South Africa has decided to cease exports of specific types of citrus from certain regions in the country to the European Union early this season. The South African government has been asked not to inspect any more shipments of fruit from these regions after 12 September. An industry announcement stated: “At times in the past, the South African citrus industry has voluntarily suspended certain exports to limit potential interceptions of citrus black spot (CBS) symptomatic fruit at the tail end of the season and to protect the long term sustainability of the EU market. Experience has shown that the prevalence of CBS interceptions increases in this period, particularly on late Valencia oranges.”
According to the statement South Africa received 12 notifications of false codling moth (FCM) interceptions from the EU and has implemented stricter measures to mitigate the risk of additional FCM interceptions.
“Although there is only one CBS interception in the EU so far this season, there is a need to also mitigate the total number of interceptions,” the statement read.
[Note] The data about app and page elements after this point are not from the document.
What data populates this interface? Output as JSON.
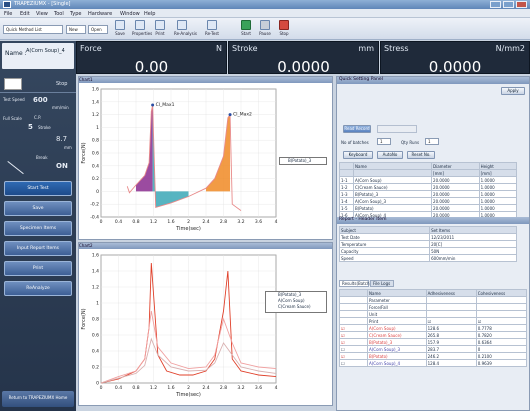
{
  "app": {
    "title": "TRAPEZIUMX - [Single]"
  },
  "menu": [
    "File",
    "Edit",
    "View",
    "Tool",
    "Type",
    "Hardware",
    "Window",
    "Help"
  ],
  "toolbar": {
    "method_select": "Quick Method List",
    "new": "New",
    "open": "Open",
    "save": "Save",
    "properties": "Properties",
    "print": "Print",
    "reanalysis": "Re-Analysis",
    "re_test": "Re-Test",
    "start": "Start",
    "pause": "Pause",
    "stop": "Stop"
  },
  "readouts": [
    {
      "name": "Force",
      "unit": "N",
      "value": "0.00"
    },
    {
      "name": "Stroke",
      "unit": "mm",
      "value": "0.0000"
    },
    {
      "name": "Stress",
      "unit": "N/mm2",
      "value": "0.0000"
    }
  ],
  "left": {
    "name_label": "Name :",
    "name_value": "A(Corn Soup)_4",
    "stop": "Stop",
    "test_speed_label": "Test Speed",
    "test_speed_value": "600",
    "test_speed_unit": "mm/min",
    "full_scale_label": "Full Scale",
    "cp_label": "C.P.",
    "cp_value": "5",
    "stroke_label": "Stroke",
    "x_value": "8.7",
    "x_unit": "mm",
    "break_label": "Break",
    "break_value": "ON",
    "buttons": [
      "Start Test",
      "Save",
      "Specimen Items",
      "Input Report Items",
      "Print",
      "ReAnalyze"
    ],
    "return_label": "Return to TRAPEZIUMX Home"
  },
  "chart1": {
    "title": "Chart1",
    "legend": "B(Potato)_3"
  },
  "chart2": {
    "title": "Chart2",
    "legend": [
      "B(Potato)_3",
      "A(Corn Soup)",
      "C(Cream Sauce)"
    ]
  },
  "chart_data": [
    {
      "type": "line",
      "title": "",
      "xlabel": "Time(sec)",
      "ylabel": "Force(N)",
      "xlim": [
        0,
        4
      ],
      "ylim": [
        -0.4,
        1.6
      ],
      "x_ticks": [
        "0",
        "0.4",
        "0.8",
        "1.2",
        "1.6",
        "2",
        "2.4",
        "2.8",
        "3.2",
        "3.6",
        "4"
      ],
      "y_ticks": [
        "-0.4",
        "-0.2",
        "0",
        "0.2",
        "0.4",
        "0.6",
        "0.8",
        "1",
        "1.2",
        "1.4",
        "1.6"
      ],
      "annotations": [
        "Cl_Max1",
        "Cl_Max2"
      ],
      "series": [
        {
          "name": "B(Potato)_3",
          "x": [
            0.6,
            0.65,
            0.8,
            1.0,
            1.1,
            1.15,
            1.18,
            1.25,
            1.6,
            2.0,
            2.4,
            2.6,
            2.8,
            2.9,
            2.95,
            3.0,
            3.2
          ],
          "y": [
            0.08,
            -0.02,
            0.1,
            0.25,
            0.45,
            1.25,
            1.35,
            -0.25,
            -0.18,
            -0.08,
            0.05,
            0.2,
            0.55,
            1.15,
            1.2,
            -0.2,
            -0.3
          ]
        }
      ]
    },
    {
      "type": "line",
      "title": "",
      "xlabel": "Time(sec)",
      "ylabel": "Force(N)",
      "xlim": [
        0,
        4
      ],
      "ylim": [
        0,
        1.6
      ],
      "x_ticks": [
        "0",
        "0.4",
        "0.8",
        "1.2",
        "1.6",
        "2",
        "2.4",
        "2.8",
        "3.2",
        "3.6",
        "4"
      ],
      "y_ticks": [
        "0",
        "0.2",
        "0.4",
        "0.6",
        "0.8",
        "1",
        "1.2",
        "1.4",
        "1.6"
      ],
      "series": [
        {
          "name": "B(Potato)_3",
          "x": [
            0,
            0.4,
            0.8,
            1.0,
            1.1,
            1.15,
            1.3,
            1.5,
            1.8,
            2.1,
            2.4,
            2.6,
            2.8,
            2.9,
            3.0,
            3.2,
            3.6,
            4.0
          ],
          "y": [
            0,
            0.05,
            0.15,
            0.3,
            0.7,
            1.5,
            0.35,
            0.15,
            0.1,
            0.1,
            0.15,
            0.3,
            0.9,
            1.4,
            0.3,
            0.15,
            0.1,
            0.08
          ]
        },
        {
          "name": "A(Corn Soup)",
          "x": [
            0,
            0.4,
            0.8,
            1.0,
            1.15,
            1.3,
            1.6,
            2.0,
            2.4,
            2.6,
            2.8,
            3.0,
            3.2,
            3.6,
            4.0
          ],
          "y": [
            0,
            0.08,
            0.15,
            0.3,
            0.9,
            0.45,
            0.25,
            0.18,
            0.2,
            0.35,
            0.8,
            0.5,
            0.25,
            0.2,
            0.18
          ]
        },
        {
          "name": "C(Cream Sauce)",
          "x": [
            0,
            0.4,
            0.8,
            1.0,
            1.15,
            1.3,
            1.6,
            2.0,
            2.4,
            2.6,
            2.8,
            3.0,
            3.2,
            3.6,
            4.0
          ],
          "y": [
            0,
            0.06,
            0.12,
            0.22,
            0.55,
            0.35,
            0.2,
            0.15,
            0.16,
            0.25,
            0.5,
            0.35,
            0.2,
            0.15,
            0.12
          ]
        }
      ]
    }
  ],
  "quick_setting": {
    "title": "Quick Setting Panel",
    "apply": "Apply",
    "read_record": "Read Record",
    "no_of_batches_label": "No of batches",
    "no_of_batches_value": "1",
    "qty_runs_label": "Qty Runs",
    "qty_runs_value": "1",
    "btns": [
      "Keyboard",
      "AutoNo",
      "Reset No."
    ],
    "cols": [
      "Name",
      "Diameter",
      "Height"
    ],
    "units": [
      "",
      "[mm]",
      "[mm]"
    ],
    "rows": [
      [
        "1-1",
        "A(Corn Soup)",
        "20.0000",
        "1.0000"
      ],
      [
        "1-2",
        "C(Cream Sauce)",
        "20.0000",
        "1.0000"
      ],
      [
        "1-3",
        "B(Potato)_3",
        "20.0000",
        "1.0000"
      ],
      [
        "1-4",
        "A(Corn Soup)_3",
        "20.0000",
        "1.0000"
      ],
      [
        "1-5",
        "B(Potato)",
        "20.0000",
        "1.0000"
      ],
      [
        "1-6",
        "A(Corn Soup)_4",
        "20.0000",
        "1.0000"
      ]
    ]
  },
  "report": {
    "title": "Report - Header Item",
    "cols": [
      "Subject",
      "Set Items"
    ],
    "rows": [
      [
        "Test Date",
        "12/23/2011"
      ],
      [
        "Temperature",
        "20[C]"
      ],
      [
        "Capacity",
        "50N"
      ],
      [
        "Speed",
        "600mm/min"
      ]
    ]
  },
  "results": {
    "tabs": [
      "Results(Batch)",
      "File Logs"
    ],
    "cols": [
      "Name",
      "Adhesiveness",
      "Cohesiveness"
    ],
    "meta": [
      "Parameter",
      "Force/Fall",
      "Unit"
    ],
    "print_label": "Print",
    "rows": [
      [
        "A(Corn Soup)",
        "128.6",
        "0.7778"
      ],
      [
        "C(Cream Sauce)",
        "265.8",
        "0.7820"
      ],
      [
        "B(Potato)_3",
        "157.9",
        "0.6364"
      ],
      [
        "A(Corn Soup)_3",
        "283.7",
        "0"
      ],
      [
        "B(Potato)",
        "246.2",
        "0.2100"
      ],
      [
        "A(Corn Soup)_4",
        "128.4",
        "0.9639"
      ]
    ]
  },
  "colors": {
    "accent": "#3d5f95",
    "purple": "#8a2c8f",
    "teal": "#3aa7b6",
    "orange": "#f08a24",
    "pink": "#e88a8a",
    "blue": "#2b4ea2"
  }
}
The decision was taken by the Citrus Growers’ Association’s (CGA) disaster management committee. In a notice to citrus growers, the committee said the move is a proactive and diligent intervention to demonstrate the industry’s responsible and sustainable risk mitigation.
According to the statement the intervention will be enacted through automatic withdrawal of EU registration of affected orchards on the industry’s PhytClean system, which plays a key role in orchard inspections for fruit exported to the EU.
This will mean that the certification body, PPECB, will not inspect any citrus fruit of the affected types and production regions for shipment to Europe after midnight on 12 September.
The statement stressed the CBS free areas of the Western and Northern Cape are exempt from the ruling, as well as the low risk Gamtoos and Katriver production regions in the Eastern Cape. Mandarins and other soft citrus are also exempted as a low risk citrus type.